    So, c’mon and try leaving a comment using your Facebook login!!! Let me know how you like the new comments setup. Do even care?

    Desks, Doors and Culture a la Mark Batterson


    Clay, originally uploaded by thefost.

    I read this post from Mark Batterson’s blog. (For those of you who don’t who Mark is, he is the pastor of National Community Church in Washinton, D.C. and the author of “In a Pit With a Lion on a Snowy Day” and “Wild Goose Chase.”)

    Mark was talking about a book that he had read about the founder of Amazon.com and the culture he created there that started with him building his first office desk out of a cheap Home Depot door and sawed-off two-by-fours. Mark then went on to say:

    “…creating culture is the most importantand most difficult task of a leader. In fact, the only thing more difficult is changing culture. But the good news is that culture is nota mystery. It is living out your core values in meaningful ways. It iscommunicating your values in memorable ways. And that boils down to small actions that make a big difference. Things like making desks from doors!”

    I agree that creating culture is the most important task of leaders. That is the reason why I am so passionate about focusing on children. Here is the comment I posted to Mark’s blog post:

    The greatest impact we can have to actually create culture is to influence people before their core beliefs are pretty much set in stone after the age of 9. Creating culture within children is like working with clay; it’s easy to mold and shape. The clay dries very quickly after age 9 and becomes rock solid by age 13. After that you are having to chisel away at stone. Yes, there can be change but usually only happens due to life crises and/or divine intervention.

    Sadly, too many churches and church leaders wait until high school or university to seriously address spiritual formation issues and impacting culture. If we truly want to create culture and have lasting impact, then it needs to be done early. Do we ignore students and adults? No. But more intentional thought needs to go into realizing that children are probably the most integral part of our communities and deserve more of our resources, thought, and strategic planning.

    What are your thoughts on creating culture? What are some obstacles you face in putting children’s ministry as a priority in affecting culture at your church? What are you doing with children to create a culture that is transformational and can have lasting impact in the future?

    More on Christian Subculture and CM

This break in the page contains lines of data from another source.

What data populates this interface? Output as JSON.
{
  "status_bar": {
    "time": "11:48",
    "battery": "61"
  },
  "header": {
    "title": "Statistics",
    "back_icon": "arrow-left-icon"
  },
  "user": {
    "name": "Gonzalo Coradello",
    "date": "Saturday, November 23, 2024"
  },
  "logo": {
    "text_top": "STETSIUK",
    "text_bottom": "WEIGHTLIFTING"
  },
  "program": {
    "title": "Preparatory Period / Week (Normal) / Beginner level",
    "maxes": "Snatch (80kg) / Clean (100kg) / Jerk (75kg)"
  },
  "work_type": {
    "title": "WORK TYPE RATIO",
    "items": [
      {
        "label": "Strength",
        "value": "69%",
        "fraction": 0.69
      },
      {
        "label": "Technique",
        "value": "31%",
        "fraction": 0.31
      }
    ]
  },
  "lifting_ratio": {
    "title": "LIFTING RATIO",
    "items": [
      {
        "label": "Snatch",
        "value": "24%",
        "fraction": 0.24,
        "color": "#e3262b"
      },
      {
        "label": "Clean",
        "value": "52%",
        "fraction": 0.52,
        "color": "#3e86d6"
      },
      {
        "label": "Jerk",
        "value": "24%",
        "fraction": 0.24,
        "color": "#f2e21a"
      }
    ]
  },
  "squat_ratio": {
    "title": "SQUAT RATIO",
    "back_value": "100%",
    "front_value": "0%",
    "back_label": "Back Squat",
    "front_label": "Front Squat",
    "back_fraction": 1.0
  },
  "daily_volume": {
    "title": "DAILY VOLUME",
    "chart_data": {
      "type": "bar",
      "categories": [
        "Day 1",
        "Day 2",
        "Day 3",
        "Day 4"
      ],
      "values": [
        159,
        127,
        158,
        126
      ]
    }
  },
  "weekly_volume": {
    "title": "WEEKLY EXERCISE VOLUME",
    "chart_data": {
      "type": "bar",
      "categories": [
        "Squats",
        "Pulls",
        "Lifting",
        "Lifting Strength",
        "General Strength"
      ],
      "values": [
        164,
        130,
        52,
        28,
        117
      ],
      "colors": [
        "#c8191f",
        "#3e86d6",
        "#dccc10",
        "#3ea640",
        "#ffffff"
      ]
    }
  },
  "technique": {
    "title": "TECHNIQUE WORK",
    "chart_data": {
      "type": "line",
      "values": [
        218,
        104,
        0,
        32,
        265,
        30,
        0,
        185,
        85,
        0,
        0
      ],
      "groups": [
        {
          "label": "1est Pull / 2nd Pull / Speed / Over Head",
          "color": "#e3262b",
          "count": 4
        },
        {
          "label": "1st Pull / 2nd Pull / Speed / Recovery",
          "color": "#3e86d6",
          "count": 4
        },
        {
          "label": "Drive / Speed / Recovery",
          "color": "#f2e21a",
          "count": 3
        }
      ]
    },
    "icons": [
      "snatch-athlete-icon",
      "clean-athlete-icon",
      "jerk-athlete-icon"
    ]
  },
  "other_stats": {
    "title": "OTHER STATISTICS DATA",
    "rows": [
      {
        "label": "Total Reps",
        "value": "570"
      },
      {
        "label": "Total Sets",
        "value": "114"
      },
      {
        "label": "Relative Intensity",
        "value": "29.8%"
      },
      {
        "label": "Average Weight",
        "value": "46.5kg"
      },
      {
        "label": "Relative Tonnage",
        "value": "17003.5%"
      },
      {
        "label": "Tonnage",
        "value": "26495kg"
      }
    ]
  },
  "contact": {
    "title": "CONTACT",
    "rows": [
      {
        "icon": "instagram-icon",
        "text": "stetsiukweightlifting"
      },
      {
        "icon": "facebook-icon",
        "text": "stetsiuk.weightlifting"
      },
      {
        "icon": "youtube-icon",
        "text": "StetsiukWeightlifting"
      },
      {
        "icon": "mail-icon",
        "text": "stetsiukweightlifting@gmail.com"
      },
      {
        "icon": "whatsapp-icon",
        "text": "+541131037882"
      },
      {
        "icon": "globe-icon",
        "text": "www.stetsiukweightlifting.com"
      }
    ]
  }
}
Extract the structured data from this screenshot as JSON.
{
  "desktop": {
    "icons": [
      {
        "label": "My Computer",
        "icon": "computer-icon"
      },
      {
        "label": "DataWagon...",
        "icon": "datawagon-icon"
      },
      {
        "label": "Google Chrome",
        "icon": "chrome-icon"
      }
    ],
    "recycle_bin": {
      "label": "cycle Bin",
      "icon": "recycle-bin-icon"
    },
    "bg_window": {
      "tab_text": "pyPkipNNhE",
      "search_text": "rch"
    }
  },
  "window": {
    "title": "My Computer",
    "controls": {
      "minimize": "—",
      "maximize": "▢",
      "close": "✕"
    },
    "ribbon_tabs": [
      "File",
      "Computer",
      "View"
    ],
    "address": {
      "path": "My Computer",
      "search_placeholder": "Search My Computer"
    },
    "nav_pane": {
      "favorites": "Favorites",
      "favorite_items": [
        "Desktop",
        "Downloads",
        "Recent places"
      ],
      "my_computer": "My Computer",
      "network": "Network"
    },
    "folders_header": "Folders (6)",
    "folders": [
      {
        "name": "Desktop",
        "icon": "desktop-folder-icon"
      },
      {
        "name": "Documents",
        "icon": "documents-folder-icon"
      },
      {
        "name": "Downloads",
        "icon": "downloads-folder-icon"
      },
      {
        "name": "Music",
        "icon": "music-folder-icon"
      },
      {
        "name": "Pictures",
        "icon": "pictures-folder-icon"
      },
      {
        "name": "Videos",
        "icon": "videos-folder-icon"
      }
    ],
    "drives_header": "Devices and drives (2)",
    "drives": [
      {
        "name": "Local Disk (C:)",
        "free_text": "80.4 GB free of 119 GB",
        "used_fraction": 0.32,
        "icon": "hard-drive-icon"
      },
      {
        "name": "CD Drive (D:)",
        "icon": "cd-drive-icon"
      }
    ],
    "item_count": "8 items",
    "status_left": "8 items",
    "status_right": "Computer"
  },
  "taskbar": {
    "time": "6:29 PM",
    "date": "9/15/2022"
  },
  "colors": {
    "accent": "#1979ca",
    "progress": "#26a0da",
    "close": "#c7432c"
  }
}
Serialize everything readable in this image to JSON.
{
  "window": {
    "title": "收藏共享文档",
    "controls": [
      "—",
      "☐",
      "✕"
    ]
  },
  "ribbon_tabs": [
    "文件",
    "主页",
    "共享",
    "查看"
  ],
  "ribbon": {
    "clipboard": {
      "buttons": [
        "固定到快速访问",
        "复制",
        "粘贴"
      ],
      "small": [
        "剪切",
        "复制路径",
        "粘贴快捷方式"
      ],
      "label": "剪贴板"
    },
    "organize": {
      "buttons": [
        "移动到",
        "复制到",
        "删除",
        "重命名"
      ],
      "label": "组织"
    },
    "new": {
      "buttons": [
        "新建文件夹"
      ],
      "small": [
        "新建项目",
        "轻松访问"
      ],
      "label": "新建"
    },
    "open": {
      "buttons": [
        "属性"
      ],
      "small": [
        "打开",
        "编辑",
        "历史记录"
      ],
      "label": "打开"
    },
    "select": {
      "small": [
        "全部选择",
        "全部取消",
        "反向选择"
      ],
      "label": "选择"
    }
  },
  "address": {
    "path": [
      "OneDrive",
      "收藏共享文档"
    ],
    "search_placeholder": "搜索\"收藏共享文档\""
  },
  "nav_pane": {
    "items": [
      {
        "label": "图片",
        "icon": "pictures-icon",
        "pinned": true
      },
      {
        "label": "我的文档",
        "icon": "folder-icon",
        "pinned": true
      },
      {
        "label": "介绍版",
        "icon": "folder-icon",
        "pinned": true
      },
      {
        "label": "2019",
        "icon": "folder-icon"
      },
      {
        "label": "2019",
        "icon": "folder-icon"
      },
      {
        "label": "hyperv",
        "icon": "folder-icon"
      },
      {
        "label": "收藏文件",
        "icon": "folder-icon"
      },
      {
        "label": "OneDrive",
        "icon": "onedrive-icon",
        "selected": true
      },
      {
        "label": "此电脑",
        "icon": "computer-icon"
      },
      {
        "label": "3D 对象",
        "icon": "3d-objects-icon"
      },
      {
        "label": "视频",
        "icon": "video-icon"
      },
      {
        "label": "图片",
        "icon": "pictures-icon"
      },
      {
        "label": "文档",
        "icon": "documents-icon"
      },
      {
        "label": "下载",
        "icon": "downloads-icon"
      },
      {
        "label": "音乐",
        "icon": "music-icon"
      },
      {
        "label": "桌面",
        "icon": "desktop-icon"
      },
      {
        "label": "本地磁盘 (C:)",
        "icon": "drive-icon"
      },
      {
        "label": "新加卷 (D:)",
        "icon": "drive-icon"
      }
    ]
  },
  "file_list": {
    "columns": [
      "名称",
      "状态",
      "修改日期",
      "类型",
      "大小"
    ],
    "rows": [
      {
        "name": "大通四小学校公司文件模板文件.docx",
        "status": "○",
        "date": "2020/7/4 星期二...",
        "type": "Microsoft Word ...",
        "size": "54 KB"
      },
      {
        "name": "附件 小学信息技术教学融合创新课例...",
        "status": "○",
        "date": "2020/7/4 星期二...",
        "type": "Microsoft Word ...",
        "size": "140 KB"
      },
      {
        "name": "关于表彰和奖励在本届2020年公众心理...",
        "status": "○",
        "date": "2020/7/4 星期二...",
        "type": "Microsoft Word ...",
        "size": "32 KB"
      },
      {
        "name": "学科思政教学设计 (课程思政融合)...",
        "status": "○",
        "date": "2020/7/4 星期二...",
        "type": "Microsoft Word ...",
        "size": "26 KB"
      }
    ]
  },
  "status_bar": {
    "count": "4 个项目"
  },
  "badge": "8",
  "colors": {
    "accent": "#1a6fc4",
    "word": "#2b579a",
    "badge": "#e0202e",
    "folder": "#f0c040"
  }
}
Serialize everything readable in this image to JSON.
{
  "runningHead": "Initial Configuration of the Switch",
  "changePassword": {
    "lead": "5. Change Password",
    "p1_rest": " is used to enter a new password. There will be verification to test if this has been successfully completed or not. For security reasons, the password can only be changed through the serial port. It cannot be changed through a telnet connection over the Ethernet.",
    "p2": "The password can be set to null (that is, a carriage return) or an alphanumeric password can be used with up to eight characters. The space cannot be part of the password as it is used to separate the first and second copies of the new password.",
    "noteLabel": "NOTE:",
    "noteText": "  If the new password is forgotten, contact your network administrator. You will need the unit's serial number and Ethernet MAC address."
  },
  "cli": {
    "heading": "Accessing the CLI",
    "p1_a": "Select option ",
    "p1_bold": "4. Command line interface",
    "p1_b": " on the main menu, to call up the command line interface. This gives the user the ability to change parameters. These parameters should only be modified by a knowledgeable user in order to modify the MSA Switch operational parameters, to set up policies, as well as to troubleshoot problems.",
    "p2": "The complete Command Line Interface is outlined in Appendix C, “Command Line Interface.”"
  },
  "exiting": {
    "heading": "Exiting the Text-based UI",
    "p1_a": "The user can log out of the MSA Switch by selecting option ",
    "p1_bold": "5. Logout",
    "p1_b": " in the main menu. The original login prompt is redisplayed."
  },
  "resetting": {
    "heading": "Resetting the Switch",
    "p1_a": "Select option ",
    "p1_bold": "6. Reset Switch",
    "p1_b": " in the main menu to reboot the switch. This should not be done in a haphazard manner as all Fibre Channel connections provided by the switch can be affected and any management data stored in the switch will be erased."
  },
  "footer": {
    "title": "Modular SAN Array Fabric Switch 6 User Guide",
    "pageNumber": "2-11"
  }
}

    02-01-09_15141I ran into a new blog a couple of days ago from another person in children’s ministry. It’s called Just Pudge. I found the latest blog entry on Christian subculture interesting, especially since I blogged my thoughts regarding that same topic a while back. Check out what Pudge wrote.

    Here’s my comment to his blog post:

    I think we do a great disservice to kids (both churched and unchurched) whenever we try to perpetuate a mentality that says, “You have to be a part of my subculture, or you are wrong.” We are called to shape the future and be a part of the culture around us. Now, that doesn’t mean we conform to the culture. We need to be able to communicate God’s timeless truths in ways that can be heard in our time and in our culture. We cannot do that effectively if we huddle in our barracks, speaking our secret codes, and laughing to our insider jokes. We must reach beyond a Christian subculture and be transforming agents in the greater culture around us. That means each Christian context will look a bit differently from another one because each will be flavoured a bit differently depending on the surrounding culture. Now this is a messier way of looking at Christian influence in the greater culture, but I think it has far better chance of being effective than simply perpetuating a subculture that simply does not fit the context it is in.

    We need to equip the children and families we minister to to be able to read the culture around them, interpret it, and become culturally effective.